# ABOUT THIS TASK
Leave the images out and repeat the data exactly as given.

# DATA TO EXAMINE
----
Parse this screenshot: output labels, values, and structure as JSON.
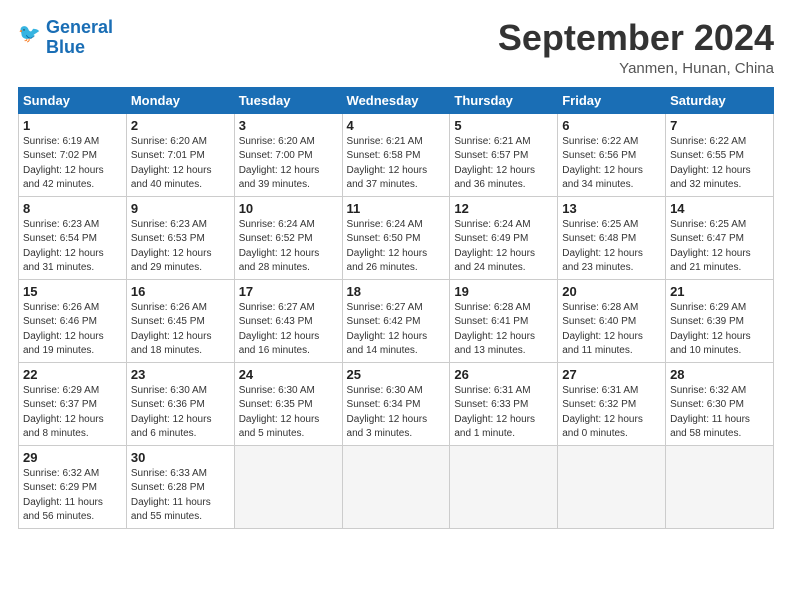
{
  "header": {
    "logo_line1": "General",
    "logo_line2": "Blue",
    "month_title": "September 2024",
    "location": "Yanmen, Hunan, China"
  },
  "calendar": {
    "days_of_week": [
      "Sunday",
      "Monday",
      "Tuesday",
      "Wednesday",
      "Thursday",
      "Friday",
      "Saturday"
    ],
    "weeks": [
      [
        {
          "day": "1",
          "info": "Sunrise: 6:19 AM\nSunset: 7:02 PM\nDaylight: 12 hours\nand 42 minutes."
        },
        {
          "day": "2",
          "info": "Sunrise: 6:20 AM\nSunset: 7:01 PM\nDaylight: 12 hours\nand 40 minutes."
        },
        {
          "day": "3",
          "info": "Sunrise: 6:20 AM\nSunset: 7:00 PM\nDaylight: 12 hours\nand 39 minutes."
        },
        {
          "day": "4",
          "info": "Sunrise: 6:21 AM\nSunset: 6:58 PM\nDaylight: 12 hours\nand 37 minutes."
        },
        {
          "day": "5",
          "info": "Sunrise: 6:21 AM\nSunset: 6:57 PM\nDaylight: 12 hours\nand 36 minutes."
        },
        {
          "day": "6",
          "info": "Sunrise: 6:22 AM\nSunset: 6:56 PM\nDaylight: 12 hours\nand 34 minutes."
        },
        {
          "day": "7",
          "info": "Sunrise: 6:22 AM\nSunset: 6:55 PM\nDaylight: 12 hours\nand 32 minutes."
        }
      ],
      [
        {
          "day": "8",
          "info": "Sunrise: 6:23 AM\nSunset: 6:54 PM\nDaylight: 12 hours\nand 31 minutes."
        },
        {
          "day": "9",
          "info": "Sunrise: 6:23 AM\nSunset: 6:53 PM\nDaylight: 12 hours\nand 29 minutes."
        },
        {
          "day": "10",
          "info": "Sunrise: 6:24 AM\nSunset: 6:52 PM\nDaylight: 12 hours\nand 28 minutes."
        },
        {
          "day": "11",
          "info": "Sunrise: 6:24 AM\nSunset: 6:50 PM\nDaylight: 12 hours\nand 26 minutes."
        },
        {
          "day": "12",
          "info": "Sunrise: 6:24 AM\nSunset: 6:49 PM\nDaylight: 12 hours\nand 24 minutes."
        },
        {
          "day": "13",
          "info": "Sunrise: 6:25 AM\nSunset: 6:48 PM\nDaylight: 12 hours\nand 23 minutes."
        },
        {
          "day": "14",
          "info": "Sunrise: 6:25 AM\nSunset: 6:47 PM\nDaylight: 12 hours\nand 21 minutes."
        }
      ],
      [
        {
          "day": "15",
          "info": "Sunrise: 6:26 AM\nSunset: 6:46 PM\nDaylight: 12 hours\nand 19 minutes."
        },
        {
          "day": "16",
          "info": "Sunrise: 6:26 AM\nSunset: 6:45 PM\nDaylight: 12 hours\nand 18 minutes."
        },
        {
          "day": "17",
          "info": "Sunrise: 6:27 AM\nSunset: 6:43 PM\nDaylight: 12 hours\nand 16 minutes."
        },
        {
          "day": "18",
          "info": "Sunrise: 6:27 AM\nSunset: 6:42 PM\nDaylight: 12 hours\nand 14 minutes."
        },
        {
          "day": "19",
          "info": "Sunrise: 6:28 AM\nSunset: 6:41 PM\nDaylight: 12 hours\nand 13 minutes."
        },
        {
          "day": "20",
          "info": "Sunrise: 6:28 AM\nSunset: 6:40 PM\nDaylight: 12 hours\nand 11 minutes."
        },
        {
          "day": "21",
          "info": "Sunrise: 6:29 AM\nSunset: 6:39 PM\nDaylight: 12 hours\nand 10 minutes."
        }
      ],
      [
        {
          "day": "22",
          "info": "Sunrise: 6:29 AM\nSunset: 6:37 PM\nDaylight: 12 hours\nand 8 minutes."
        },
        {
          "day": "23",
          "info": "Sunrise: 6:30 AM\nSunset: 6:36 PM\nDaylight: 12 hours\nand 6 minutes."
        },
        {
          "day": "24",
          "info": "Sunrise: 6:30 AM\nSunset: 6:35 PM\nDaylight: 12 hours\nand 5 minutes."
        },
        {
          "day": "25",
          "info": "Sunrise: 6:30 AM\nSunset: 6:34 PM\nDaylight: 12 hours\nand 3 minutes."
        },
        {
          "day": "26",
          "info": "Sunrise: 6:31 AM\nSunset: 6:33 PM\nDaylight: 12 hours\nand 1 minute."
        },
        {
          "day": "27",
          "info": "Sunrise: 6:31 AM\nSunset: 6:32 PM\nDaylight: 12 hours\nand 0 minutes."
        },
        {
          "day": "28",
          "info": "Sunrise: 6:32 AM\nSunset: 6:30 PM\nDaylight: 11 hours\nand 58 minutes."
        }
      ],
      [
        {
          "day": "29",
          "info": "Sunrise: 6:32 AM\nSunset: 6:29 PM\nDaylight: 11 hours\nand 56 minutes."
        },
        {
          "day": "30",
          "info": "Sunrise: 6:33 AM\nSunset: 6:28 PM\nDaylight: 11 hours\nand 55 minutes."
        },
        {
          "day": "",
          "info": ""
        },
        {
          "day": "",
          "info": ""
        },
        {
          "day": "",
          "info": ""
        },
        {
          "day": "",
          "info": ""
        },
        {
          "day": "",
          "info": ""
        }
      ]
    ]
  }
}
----
# YOUR RESPONSE
Parse this screenshot: output labels, values, and structure as JSON.
{
  "header": {
    "logo_line1": "General",
    "logo_line2": "Blue",
    "month_title": "September 2024",
    "location": "Yanmen, Hunan, China"
  },
  "calendar": {
    "days_of_week": [
      "Sunday",
      "Monday",
      "Tuesday",
      "Wednesday",
      "Thursday",
      "Friday",
      "Saturday"
    ],
    "weeks": [
      [
        {
          "day": "1",
          "info": "Sunrise: 6:19 AM\nSunset: 7:02 PM\nDaylight: 12 hours\nand 42 minutes."
        },
        {
          "day": "2",
          "info": "Sunrise: 6:20 AM\nSunset: 7:01 PM\nDaylight: 12 hours\nand 40 minutes."
        },
        {
          "day": "3",
          "info": "Sunrise: 6:20 AM\nSunset: 7:00 PM\nDaylight: 12 hours\nand 39 minutes."
        },
        {
          "day": "4",
          "info": "Sunrise: 6:21 AM\nSunset: 6:58 PM\nDaylight: 12 hours\nand 37 minutes."
        },
        {
          "day": "5",
          "info": "Sunrise: 6:21 AM\nSunset: 6:57 PM\nDaylight: 12 hours\nand 36 minutes."
        },
        {
          "day": "6",
          "info": "Sunrise: 6:22 AM\nSunset: 6:56 PM\nDaylight: 12 hours\nand 34 minutes."
        },
        {
          "day": "7",
          "info": "Sunrise: 6:22 AM\nSunset: 6:55 PM\nDaylight: 12 hours\nand 32 minutes."
        }
      ],
      [
        {
          "day": "8",
          "info": "Sunrise: 6:23 AM\nSunset: 6:54 PM\nDaylight: 12 hours\nand 31 minutes."
        },
        {
          "day": "9",
          "info": "Sunrise: 6:23 AM\nSunset: 6:53 PM\nDaylight: 12 hours\nand 29 minutes."
        },
        {
          "day": "10",
          "info": "Sunrise: 6:24 AM\nSunset: 6:52 PM\nDaylight: 12 hours\nand 28 minutes."
        },
        {
          "day": "11",
          "info": "Sunrise: 6:24 AM\nSunset: 6:50 PM\nDaylight: 12 hours\nand 26 minutes."
        },
        {
          "day": "12",
          "info": "Sunrise: 6:24 AM\nSunset: 6:49 PM\nDaylight: 12 hours\nand 24 minutes."
        },
        {
          "day": "13",
          "info": "Sunrise: 6:25 AM\nSunset: 6:48 PM\nDaylight: 12 hours\nand 23 minutes."
        },
        {
          "day": "14",
          "info": "Sunrise: 6:25 AM\nSunset: 6:47 PM\nDaylight: 12 hours\nand 21 minutes."
        }
      ],
      [
        {
          "day": "15",
          "info": "Sunrise: 6:26 AM\nSunset: 6:46 PM\nDaylight: 12 hours\nand 19 minutes."
        },
        {
          "day": "16",
          "info": "Sunrise: 6:26 AM\nSunset: 6:45 PM\nDaylight: 12 hours\nand 18 minutes."
        },
        {
          "day": "17",
          "info": "Sunrise: 6:27 AM\nSunset: 6:43 PM\nDaylight: 12 hours\nand 16 minutes."
        },
        {
          "day": "18",
          "info": "Sunrise: 6:27 AM\nSunset: 6:42 PM\nDaylight: 12 hours\nand 14 minutes."
        },
        {
          "day": "19",
          "info": "Sunrise: 6:28 AM\nSunset: 6:41 PM\nDaylight: 12 hours\nand 13 minutes."
        },
        {
          "day": "20",
          "info": "Sunrise: 6:28 AM\nSunset: 6:40 PM\nDaylight: 12 hours\nand 11 minutes."
        },
        {
          "day": "21",
          "info": "Sunrise: 6:29 AM\nSunset: 6:39 PM\nDaylight: 12 hours\nand 10 minutes."
        }
      ],
      [
        {
          "day": "22",
          "info": "Sunrise: 6:29 AM\nSunset: 6:37 PM\nDaylight: 12 hours\nand 8 minutes."
        },
        {
          "day": "23",
          "info": "Sunrise: 6:30 AM\nSunset: 6:36 PM\nDaylight: 12 hours\nand 6 minutes."
        },
        {
          "day": "24",
          "info": "Sunrise: 6:30 AM\nSunset: 6:35 PM\nDaylight: 12 hours\nand 5 minutes."
        },
        {
          "day": "25",
          "info": "Sunrise: 6:30 AM\nSunset: 6:34 PM\nDaylight: 12 hours\nand 3 minutes."
        },
        {
          "day": "26",
          "info": "Sunrise: 6:31 AM\nSunset: 6:33 PM\nDaylight: 12 hours\nand 1 minute."
        },
        {
          "day": "27",
          "info": "Sunrise: 6:31 AM\nSunset: 6:32 PM\nDaylight: 12 hours\nand 0 minutes."
        },
        {
          "day": "28",
          "info": "Sunrise: 6:32 AM\nSunset: 6:30 PM\nDaylight: 11 hours\nand 58 minutes."
        }
      ],
      [
        {
          "day": "29",
          "info": "Sunrise: 6:32 AM\nSunset: 6:29 PM\nDaylight: 11 hours\nand 56 minutes."
        },
        {
          "day": "30",
          "info": "Sunrise: 6:33 AM\nSunset: 6:28 PM\nDaylight: 11 hours\nand 55 minutes."
        },
        {
          "day": "",
          "info": ""
        },
        {
          "day": "",
          "info": ""
        },
        {
          "day": "",
          "info": ""
        },
        {
          "day": "",
          "info": ""
        },
        {
          "day": "",
          "info": ""
        }
      ]
    ]
  }
}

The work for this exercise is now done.